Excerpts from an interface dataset
* * *

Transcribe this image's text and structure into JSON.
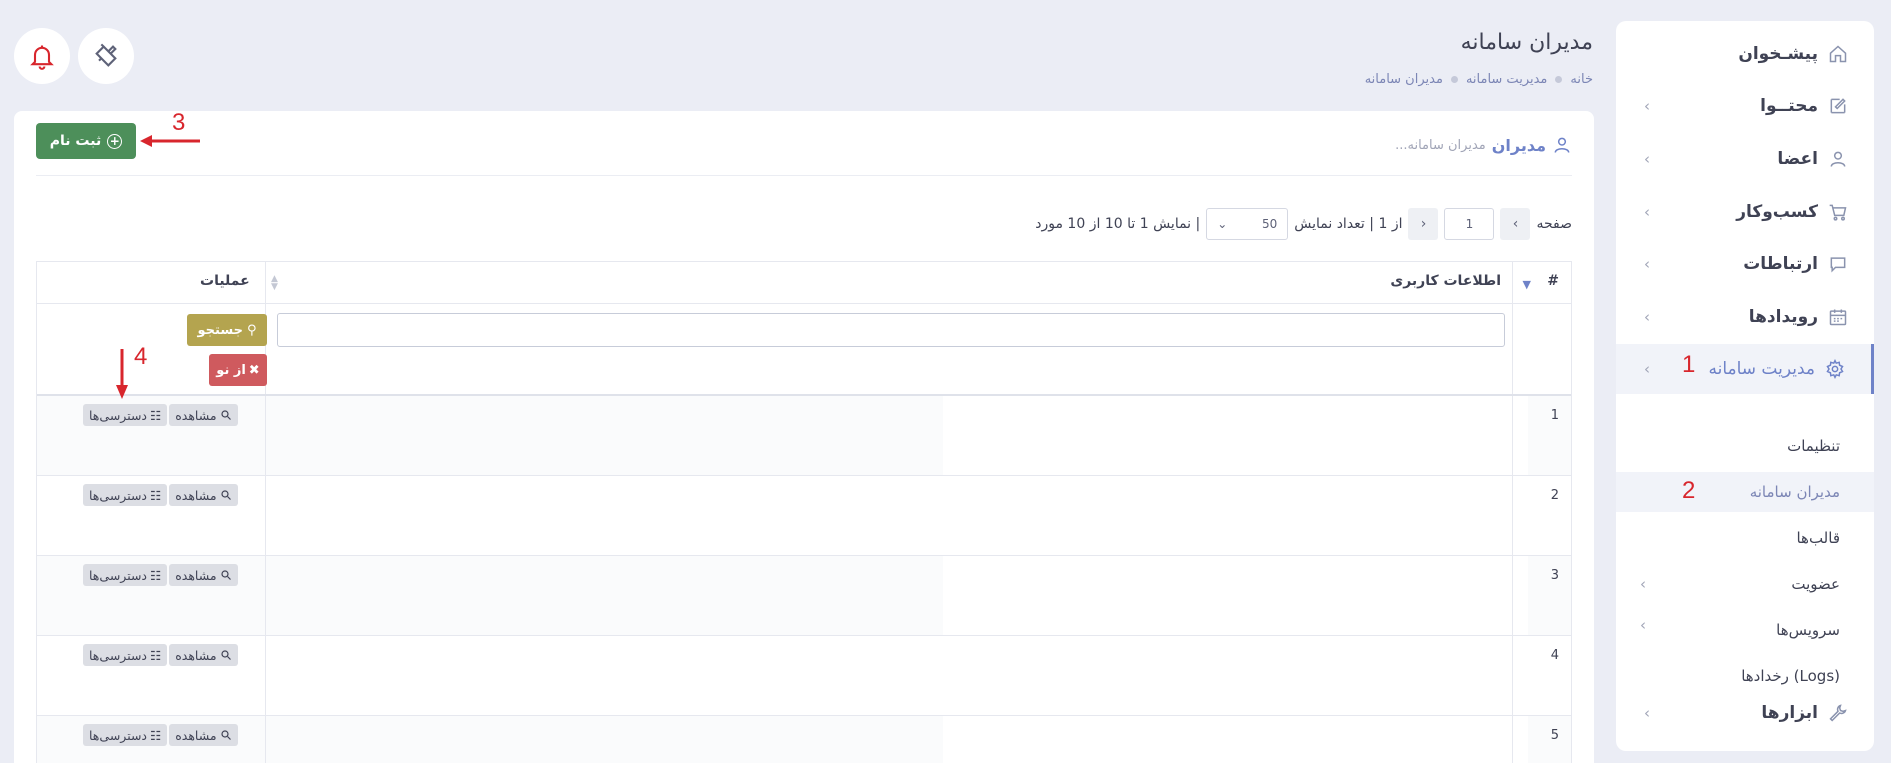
{
  "sidebar": {
    "items": [
      {
        "label": "پیشـخوان",
        "icon": "home-icon"
      },
      {
        "label": "محتــوا",
        "icon": "edit-icon"
      },
      {
        "label": "اعضا",
        "icon": "users-icon"
      },
      {
        "label": "کسب‌وکار",
        "icon": "cart-icon"
      },
      {
        "label": "ارتباطات",
        "icon": "chat-icon"
      },
      {
        "label": "رویدادها",
        "icon": "calendar-icon"
      },
      {
        "label": "مدیریت سامانه",
        "icon": "gear-icon"
      },
      {
        "label": "ابزارها",
        "icon": "wrench-icon"
      }
    ],
    "sub_items": [
      {
        "label": "تنظیمات"
      },
      {
        "label": "مدیران سامانه"
      },
      {
        "label": "قالب‌ها"
      },
      {
        "label": "عضویت"
      },
      {
        "label": "سرویس‌ها"
      },
      {
        "label": "رخدادها (Logs)"
      }
    ]
  },
  "annotations": {
    "one": "1",
    "two": "2",
    "three": "3",
    "four": "4"
  },
  "header": {
    "title": "مدیران سامانه",
    "breadcrumb": [
      "خانه",
      "مدیریت سامانه",
      "مدیران سامانه"
    ],
    "icons": [
      "bell-icon",
      "paint-icon"
    ]
  },
  "card": {
    "title": "مدیران",
    "subtitle": "مدیران سامانه...",
    "register_button": "ثبت نام"
  },
  "pager": {
    "page_label": "صفحه",
    "page_value": "1",
    "of_label": "از 1 | تعداد نمایش",
    "page_size": "50",
    "summary": "| نمایش 1 تا 10 از 10 مورد"
  },
  "table": {
    "headers": {
      "num": "#",
      "user_info": "اطلاعات کاربری",
      "operations": "عملیات"
    },
    "search_button": "جستجو",
    "reset_button": "از نو",
    "view_button": "مشاهده",
    "access_button": "دسترسی‌ها",
    "rows": [
      "1",
      "2",
      "3",
      "4",
      "5"
    ]
  },
  "colors": {
    "accent": "#6e82c8",
    "register": "#4d8f5a",
    "search": "#b4a44f",
    "reset": "#cf5a5e",
    "annotation": "#d8262d"
  }
}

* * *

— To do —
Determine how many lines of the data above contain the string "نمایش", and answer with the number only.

— Result —
2